As markets become more globalized and economies become more entwined, it's impossible to ignore the importance of investing in international stocks. Mutual funds, index funds, and exchange-traded funds have all combined to make your international choices simpler, quicker, and in many cases, more efficient.

But for many of you, investing in a passive index fund just isn't enough, because you're interested in country-specific stocks. You want to invest in companies on the ground -- not in a basket of companies in a mutual fund. Maybe you want direct exposure to Chinese agriculture, Spanish communications, or German banking -- and this is where you'll find it.

In a country-by-country rundown, we're taking a tour across the globe finding out which foreign stocks are traded on major U.S. exchanges.
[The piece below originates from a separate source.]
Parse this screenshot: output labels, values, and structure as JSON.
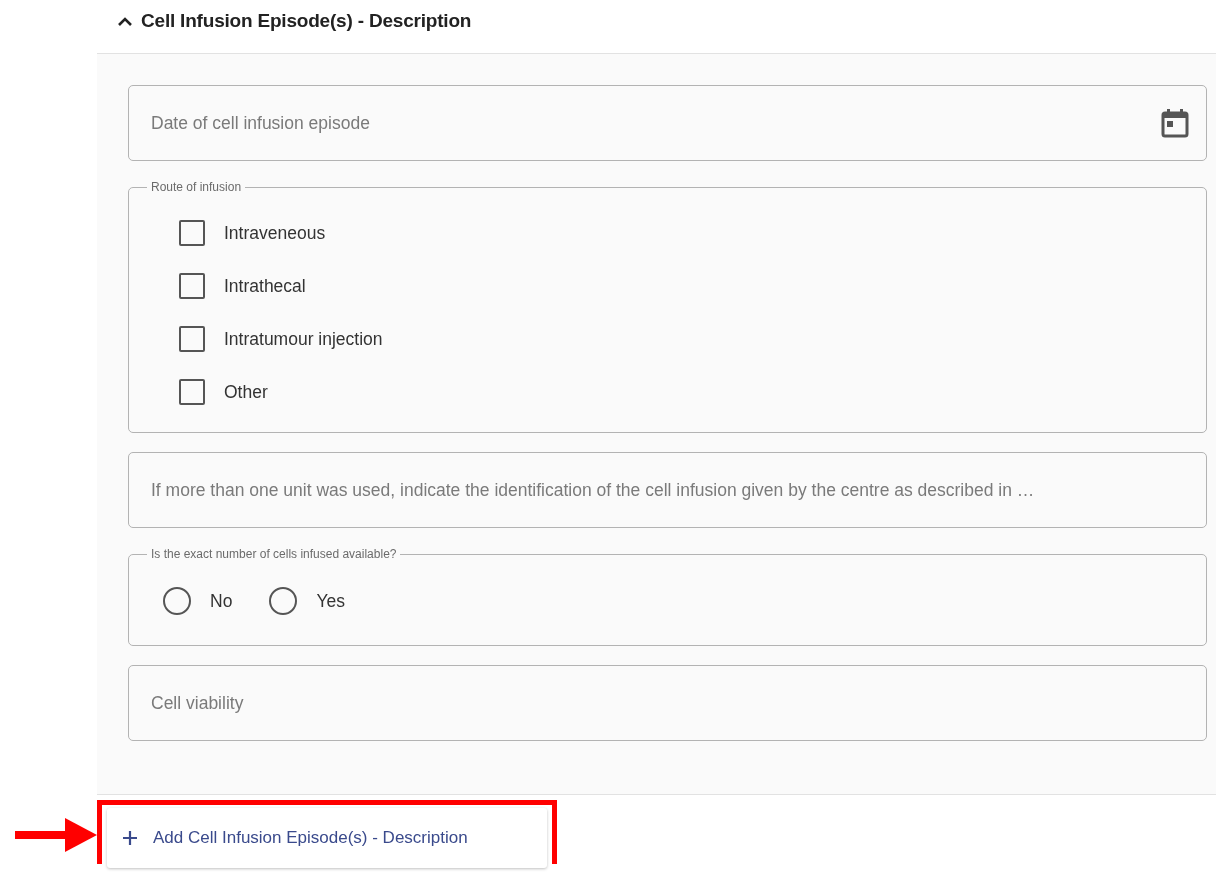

Hopefully it will get your engine going.

In today's article, we'll be taking a look at seven companies whose headquarters are in Canada.

Company

Industry

Market Cap (millions)

Recent Price

Bank of Montreal (NYSE: BMO)

Financial – banking

$33,170

$59.21

Barrick Gold (NYSE: ABX)

Basic materials – gold

$42,440

$43.11

Brookfield Asset Management (NYSE: BAM)

Financial – asset management

$13,670

$23.82

Canadian National Railway (NYSE: CNI)

Railroads

$28,410

$60.36

Canadian Solar (Nasdaq: CSIQ)

Specialized semiconductor

$429

$10.38

Enbridge (NYSE: ENB)

Oil and gas pipelines

$17,940

$47.20

IMAX (Nasdaq: IMAX)

Consumer – photographic equipment

$1,000

$15.78

*Does not include stocks with a market cap below $100 million.

Know anything about any of the companies listed above or have the inside scoop on country-related issues? Head over to Motley Fool CAPS or leave a comment below. If not, check these companies out and let the 165,000-plus Fools in the CAPS community gain from your knowledge.

Jordan DiPietro doesn't own any of the shares above. IMAX is a Motley Fool Rule Breakers recommendation, Canadian National Railway is a Stock Advisor pick, and Brookfield Asset Management is a Global Gains choice. Try any of our Foolish newsletters today, free for 30 days. The Motley Fool has a disclosure policy.